For the past two weeks, I had fake red hair (that has since returned to it’s brown state), and I ate all the ice cream and nachos on non-ice-cream-and-nacho-approved days, and I cried all the tears, and rapid-fire texted my friends long, sad soliloquies (sorry, guys), and consumed so many Hot Tamales that I earnestly asked my sister-in-law the question, “How many Hot Tamales can you eat, but not die?”
Here is a gif that represents how I’ve been handling the world for a full fortnight.
Fortunately, I write to you here on the other side of the land of sadness and cinnamon candies. The vegetable eating, well-rested, still texting too much side. I actually sent a draft of this post to Brandon when I was still somewhat stuck in nacho misery, and he said, “Maybe shelf this one for a little bit until you feel better…and please don’t eat any Hot Tamales today…I’m starting to worry about you.”
He’s a wise friend.
The biggest thing behind the hair dye and the weeping and the many tamales (the single greatest candy the world has ever known) was that I zeroed in on suffering and took my eyes off my hope. Or, rather, my hope seemed like a distant, far away thing that was hard to reach. Kind of like when the Kroger by my house runs out of Hot Tamales, and I have to make an extra stop at Walgreens.
So, I’m on this adoption adventure right now, which all began when God put orphans on my radar, and I entered this new world. The adoption world – with it’s own lingo and acronyms and questions. For the first few months of the journey, I was full of Jesus joy and I was moved to action as God “broke my heart for what breaks His,” as they say in Christian songs.

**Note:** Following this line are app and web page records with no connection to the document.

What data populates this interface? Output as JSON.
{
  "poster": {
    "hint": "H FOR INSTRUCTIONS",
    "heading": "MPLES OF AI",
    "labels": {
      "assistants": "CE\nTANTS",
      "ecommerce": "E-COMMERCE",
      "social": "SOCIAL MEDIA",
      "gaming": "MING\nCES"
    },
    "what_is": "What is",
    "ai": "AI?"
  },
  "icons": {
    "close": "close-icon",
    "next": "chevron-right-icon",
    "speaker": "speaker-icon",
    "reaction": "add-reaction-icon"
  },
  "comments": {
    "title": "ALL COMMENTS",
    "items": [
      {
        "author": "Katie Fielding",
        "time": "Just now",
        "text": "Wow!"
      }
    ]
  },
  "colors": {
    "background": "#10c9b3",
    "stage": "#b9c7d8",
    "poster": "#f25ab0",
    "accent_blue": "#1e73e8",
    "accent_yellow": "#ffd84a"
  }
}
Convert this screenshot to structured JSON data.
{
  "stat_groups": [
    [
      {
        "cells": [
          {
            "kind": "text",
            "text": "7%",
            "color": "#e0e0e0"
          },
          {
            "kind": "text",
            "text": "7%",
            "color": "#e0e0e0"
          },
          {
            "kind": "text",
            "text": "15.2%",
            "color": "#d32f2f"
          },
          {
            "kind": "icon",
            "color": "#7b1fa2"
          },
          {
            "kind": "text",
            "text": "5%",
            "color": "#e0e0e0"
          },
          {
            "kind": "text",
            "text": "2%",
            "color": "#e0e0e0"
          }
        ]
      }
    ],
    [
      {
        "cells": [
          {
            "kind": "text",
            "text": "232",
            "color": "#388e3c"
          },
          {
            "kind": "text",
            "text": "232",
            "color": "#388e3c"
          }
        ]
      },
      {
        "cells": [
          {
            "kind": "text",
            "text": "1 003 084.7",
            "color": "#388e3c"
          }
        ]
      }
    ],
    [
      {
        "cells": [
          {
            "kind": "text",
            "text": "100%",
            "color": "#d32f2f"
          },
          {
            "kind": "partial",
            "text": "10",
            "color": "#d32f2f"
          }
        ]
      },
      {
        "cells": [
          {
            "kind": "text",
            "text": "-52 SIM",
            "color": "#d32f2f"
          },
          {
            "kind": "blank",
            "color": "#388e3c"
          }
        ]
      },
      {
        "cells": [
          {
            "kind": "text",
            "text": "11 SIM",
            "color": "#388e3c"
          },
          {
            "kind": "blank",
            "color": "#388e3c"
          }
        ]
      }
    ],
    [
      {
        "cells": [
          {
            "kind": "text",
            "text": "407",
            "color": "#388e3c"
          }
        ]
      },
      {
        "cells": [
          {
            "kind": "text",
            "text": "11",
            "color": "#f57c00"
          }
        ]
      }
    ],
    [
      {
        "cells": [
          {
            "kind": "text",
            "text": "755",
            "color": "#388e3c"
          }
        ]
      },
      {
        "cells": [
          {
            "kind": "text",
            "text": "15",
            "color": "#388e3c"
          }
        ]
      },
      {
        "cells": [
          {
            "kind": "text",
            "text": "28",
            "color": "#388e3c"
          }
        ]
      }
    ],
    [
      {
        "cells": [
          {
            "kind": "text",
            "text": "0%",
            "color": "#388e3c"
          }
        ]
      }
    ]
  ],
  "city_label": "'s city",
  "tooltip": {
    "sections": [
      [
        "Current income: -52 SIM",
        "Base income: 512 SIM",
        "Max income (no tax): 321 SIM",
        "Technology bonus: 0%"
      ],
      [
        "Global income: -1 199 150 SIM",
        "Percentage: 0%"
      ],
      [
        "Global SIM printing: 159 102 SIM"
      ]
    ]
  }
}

Then, the closer I got to the suffering, the more it consumed me. And suddenly, I found myself knee deep in Hot Tamales, tears, and files about children with no mommies and daddies.
For a little while, I spent more time crying and scrolling through child advocacy pages than I did spending time with the God who loves me and all the orphans in the world – the God who made each child and hears each little cry they make and acknowledges each birthday they live through without earthly parents to celebrate with them.
Like anything sad, adoption is hard to think about. Even as we take steps to bring our daughter home, there are so many other girls who will never find a family. Even though we are well aware of “The Starfish Story,” there are around 132 million orphans in the world, and sometimes it feels hopeless.
But, you know, there’s this…
“Father of the fatherless and protector of widows is God in his holy habitation.” –Psalm 68:5
“In you the orphan finds mercy.” – Hosea 14:3
“May the God of hope fill you with all joy and peace in believing, so that by the power of the Holy Spirit you may abound in hope.” -Romans 15:13
There’s hope. Our hope is everything. Hope was the driving factor that made us want to adopt in the first place. We want to share our hope with a little girl we have not yet met. Because our hope is true. Our hope is Jesus. And the hope of Jesus brings us joy.
I have that. It’s in me. But, I’m weak. And sometimes, the pervasiveness of pain makes me cry and eat Hot Tamales and then eat more Hot Tamales.
But when I open the Magic Book, it’s perfect Author fills me with joy and I can keep moving forward and help the hurting with hope in my heart and strength that comes from Someone else.
You are my hiding place and my shield; I hope in your word. – Psalm 119:114
Thank you, Jesus. I’ll try rejoice with the right amount of tamales.